App and web page records:
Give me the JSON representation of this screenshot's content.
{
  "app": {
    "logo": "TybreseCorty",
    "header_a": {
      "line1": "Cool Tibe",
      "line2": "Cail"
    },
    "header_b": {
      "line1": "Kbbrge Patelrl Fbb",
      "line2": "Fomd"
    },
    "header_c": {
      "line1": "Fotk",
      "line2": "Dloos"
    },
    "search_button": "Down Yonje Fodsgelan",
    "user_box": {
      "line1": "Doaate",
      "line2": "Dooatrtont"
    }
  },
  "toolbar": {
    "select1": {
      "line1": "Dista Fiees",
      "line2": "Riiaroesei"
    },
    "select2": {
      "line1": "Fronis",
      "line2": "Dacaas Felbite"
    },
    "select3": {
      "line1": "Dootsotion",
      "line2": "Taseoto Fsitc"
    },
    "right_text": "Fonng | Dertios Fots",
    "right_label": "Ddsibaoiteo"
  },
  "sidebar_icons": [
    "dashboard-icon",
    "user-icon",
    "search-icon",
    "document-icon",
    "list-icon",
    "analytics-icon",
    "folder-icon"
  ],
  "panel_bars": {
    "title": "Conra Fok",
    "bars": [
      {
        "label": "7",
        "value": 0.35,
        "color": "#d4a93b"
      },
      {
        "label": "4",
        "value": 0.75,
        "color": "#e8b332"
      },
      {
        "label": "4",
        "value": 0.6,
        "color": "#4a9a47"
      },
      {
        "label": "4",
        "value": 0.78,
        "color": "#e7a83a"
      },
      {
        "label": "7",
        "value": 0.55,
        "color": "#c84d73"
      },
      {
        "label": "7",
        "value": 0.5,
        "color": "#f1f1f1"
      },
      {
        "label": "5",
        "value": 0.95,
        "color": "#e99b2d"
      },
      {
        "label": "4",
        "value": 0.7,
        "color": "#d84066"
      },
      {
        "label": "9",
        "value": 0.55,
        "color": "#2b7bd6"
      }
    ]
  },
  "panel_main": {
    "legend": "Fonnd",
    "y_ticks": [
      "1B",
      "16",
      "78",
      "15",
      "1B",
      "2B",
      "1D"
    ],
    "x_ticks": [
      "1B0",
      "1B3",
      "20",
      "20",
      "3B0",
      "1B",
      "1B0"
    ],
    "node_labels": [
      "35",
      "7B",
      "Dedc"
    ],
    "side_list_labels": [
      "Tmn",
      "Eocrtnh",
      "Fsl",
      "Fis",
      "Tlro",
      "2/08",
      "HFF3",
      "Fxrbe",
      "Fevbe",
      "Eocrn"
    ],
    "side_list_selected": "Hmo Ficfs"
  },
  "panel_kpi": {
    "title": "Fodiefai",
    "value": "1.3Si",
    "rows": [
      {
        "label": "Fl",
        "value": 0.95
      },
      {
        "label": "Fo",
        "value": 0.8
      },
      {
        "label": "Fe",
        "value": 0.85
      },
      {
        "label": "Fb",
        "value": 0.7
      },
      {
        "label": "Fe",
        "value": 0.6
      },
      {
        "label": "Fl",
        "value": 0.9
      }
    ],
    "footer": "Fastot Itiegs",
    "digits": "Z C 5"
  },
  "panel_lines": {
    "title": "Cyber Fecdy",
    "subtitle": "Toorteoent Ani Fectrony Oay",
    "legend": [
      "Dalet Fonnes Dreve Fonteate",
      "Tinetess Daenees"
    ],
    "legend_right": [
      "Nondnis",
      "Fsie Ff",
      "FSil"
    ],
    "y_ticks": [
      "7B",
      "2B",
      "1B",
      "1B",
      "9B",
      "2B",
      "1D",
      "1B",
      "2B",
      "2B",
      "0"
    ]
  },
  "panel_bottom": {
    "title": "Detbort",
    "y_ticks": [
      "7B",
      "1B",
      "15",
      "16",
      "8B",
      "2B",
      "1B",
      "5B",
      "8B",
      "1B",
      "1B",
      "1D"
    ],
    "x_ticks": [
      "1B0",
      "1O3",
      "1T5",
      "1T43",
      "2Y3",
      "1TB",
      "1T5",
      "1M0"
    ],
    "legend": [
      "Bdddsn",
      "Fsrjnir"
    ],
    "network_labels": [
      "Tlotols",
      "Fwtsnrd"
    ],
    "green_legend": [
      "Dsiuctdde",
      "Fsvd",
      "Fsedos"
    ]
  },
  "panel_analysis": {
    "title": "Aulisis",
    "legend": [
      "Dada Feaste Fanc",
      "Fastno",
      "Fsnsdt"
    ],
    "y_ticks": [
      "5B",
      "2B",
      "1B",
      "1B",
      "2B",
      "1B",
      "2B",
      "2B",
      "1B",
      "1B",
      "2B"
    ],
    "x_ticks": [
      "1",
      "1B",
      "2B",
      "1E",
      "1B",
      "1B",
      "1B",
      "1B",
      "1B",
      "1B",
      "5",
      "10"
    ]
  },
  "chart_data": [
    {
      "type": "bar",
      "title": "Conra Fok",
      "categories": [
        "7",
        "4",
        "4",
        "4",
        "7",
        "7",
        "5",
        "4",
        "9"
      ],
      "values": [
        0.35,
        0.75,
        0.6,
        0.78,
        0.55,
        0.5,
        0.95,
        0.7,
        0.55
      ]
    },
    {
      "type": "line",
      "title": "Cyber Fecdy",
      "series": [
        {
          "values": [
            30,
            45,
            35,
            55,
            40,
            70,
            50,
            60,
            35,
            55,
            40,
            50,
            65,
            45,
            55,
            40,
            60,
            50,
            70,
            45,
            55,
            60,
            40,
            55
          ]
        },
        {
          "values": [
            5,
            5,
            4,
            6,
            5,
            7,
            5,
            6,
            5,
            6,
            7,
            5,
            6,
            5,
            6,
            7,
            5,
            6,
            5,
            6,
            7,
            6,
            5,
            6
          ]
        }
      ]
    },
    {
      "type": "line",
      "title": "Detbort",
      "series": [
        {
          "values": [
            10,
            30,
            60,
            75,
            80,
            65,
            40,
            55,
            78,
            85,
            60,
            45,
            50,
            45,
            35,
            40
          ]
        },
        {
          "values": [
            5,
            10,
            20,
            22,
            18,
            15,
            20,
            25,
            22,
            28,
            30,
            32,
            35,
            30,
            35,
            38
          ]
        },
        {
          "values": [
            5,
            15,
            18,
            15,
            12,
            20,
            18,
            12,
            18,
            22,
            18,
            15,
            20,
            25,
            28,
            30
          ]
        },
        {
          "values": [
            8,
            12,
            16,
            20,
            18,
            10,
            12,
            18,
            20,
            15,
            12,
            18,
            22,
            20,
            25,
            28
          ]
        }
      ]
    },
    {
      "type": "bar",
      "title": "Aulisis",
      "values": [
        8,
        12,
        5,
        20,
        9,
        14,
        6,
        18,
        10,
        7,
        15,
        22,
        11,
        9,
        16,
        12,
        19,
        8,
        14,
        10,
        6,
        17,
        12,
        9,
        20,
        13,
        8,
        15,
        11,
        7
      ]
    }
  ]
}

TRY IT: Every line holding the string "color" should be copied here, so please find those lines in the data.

ANSWER TO THIS PROBLEM:
        "color": "#d4a93b"
        "color": "#e8b332"
        "color": "#4a9a47"
        "color": "#e7a83a"
        "color": "#c84d73"
        "color": "#f1f1f1"
        "color": "#e99b2d"
        "color": "#d84066"
        "color": "#2b7bd6"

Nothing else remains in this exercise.